Former Treasury Secretary and Harvard President Larry Summers discusses infrastructure investment through bets on building airports.
You’re a rapidly growing Asian country, and you decide to build an airport somewhere where there aren’t very many people.
You do that because it’s going to be cheap to build it now, when there aren’t a lot of people around, and it’s important to establish the land. Then 15 years later, if you’ve grown fast, you’re a brilliant hero of masterful long-term planning, and if you’ve grown slow, you’re an idiot who’s building an airport where nobody wanted to go.
It’s hard to know which is the case. The Japanese probably look stupider than they really were because they built in anticipation of more growth than they, in fact, were able to generate.
I don’t know quite what’s going to happen with respect to China. It’s not unlike Dulles Airport. Today we think of Dulles Airport as an important strategic stroke that cemented and made possible a hugely vibrant technological economy in Northern Virginia.
I’m old enough to remember in the late ’70s or early ’80s when it was a generation after Dulles Airport was built. It was a ridiculous idea, built a million miles from anywhere, and like, “Why did we build that?”

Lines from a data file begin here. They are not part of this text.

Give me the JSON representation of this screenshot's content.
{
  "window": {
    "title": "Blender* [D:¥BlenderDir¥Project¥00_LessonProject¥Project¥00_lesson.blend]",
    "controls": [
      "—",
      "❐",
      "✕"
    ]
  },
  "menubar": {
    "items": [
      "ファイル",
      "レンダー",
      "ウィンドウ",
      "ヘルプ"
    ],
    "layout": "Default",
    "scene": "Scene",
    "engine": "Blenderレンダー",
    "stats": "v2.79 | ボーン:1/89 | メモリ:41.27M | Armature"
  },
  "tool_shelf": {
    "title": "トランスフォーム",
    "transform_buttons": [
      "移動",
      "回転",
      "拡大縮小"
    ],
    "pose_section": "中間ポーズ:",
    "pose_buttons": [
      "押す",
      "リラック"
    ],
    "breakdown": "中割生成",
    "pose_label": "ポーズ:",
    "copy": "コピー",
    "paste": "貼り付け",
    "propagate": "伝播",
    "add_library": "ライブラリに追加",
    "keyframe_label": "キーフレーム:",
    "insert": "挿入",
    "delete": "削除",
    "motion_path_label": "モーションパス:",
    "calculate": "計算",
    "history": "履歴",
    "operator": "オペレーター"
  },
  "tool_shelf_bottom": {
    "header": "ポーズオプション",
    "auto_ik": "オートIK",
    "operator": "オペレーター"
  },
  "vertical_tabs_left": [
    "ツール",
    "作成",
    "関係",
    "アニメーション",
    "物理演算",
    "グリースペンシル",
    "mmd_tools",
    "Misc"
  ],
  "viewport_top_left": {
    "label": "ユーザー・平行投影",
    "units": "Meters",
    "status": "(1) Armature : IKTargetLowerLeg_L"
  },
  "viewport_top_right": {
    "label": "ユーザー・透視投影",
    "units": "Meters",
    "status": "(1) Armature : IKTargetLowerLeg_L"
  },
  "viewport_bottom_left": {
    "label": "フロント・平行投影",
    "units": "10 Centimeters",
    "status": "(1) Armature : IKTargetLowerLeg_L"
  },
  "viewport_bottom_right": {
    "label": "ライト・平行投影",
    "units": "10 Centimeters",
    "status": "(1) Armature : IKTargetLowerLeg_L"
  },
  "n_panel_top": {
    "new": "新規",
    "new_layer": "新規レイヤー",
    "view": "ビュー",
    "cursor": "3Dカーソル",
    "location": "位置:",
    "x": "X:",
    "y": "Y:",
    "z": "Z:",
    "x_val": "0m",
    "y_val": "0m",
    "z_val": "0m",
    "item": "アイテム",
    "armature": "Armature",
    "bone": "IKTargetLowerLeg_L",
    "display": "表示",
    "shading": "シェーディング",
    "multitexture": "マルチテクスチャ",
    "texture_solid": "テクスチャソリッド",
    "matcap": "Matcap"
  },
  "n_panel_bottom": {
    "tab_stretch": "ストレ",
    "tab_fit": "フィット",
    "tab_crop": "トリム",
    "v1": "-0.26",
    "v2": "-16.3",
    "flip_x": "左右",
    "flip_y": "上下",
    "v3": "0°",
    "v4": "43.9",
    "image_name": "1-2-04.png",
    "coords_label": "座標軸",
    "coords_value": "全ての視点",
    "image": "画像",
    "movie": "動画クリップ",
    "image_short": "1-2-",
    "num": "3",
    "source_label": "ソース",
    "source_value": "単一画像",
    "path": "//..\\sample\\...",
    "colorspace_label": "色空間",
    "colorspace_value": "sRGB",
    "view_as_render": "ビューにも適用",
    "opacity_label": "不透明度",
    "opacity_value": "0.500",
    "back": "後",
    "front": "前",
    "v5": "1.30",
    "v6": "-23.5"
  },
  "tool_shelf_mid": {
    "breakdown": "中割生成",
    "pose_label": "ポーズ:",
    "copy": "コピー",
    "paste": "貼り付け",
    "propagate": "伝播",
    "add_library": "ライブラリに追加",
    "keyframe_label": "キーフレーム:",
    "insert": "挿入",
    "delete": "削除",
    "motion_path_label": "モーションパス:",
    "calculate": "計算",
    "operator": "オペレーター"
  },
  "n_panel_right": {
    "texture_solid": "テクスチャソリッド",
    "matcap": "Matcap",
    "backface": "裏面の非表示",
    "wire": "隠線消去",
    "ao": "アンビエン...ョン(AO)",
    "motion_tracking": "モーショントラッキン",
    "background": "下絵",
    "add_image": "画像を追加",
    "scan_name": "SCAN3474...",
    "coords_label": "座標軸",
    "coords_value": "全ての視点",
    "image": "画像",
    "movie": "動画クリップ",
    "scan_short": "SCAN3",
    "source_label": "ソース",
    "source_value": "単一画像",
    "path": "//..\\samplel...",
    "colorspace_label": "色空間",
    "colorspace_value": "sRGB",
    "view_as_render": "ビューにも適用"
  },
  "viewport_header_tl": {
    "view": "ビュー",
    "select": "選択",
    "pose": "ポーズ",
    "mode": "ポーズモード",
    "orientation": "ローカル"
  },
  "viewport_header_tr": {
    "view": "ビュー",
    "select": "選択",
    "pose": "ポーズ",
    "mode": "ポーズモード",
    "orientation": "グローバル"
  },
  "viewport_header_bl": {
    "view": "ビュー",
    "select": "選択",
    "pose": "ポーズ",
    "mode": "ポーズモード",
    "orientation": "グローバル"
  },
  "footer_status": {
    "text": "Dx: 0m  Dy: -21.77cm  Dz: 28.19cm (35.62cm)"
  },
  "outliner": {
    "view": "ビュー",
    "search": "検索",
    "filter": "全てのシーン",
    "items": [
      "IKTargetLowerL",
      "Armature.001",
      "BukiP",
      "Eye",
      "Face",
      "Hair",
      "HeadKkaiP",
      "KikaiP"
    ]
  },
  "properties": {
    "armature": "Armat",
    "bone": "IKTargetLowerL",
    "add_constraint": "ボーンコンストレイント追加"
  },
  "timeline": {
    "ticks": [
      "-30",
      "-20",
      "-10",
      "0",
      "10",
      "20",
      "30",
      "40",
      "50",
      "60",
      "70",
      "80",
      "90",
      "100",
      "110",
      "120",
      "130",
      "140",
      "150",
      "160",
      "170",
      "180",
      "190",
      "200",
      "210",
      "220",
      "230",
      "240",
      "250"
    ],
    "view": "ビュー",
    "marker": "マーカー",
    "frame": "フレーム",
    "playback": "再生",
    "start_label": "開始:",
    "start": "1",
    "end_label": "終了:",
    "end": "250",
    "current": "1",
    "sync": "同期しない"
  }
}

So it’s very difficult to judge some of these infrastructure investments except in the very, very long run. Even when you judge them in the very, very long run, you can make a judgment ex post as to whether they were a good idea, but even then, it’s going to be even more difficult to make a judgment about whether they were ex ante sensible or ex ante not sensible.
I think he’s wrong about Dulles airport, by the way, because it’s been so badly managed through nepotism, poor environmental policies like forcing taxicabs dropping off passengers from downtown to return empty, and stupidity like building an expensive train that takes United passengers nowhere near their gates.
It was born by condemning African American homes. It’s super expensive precisely because of mismanagement.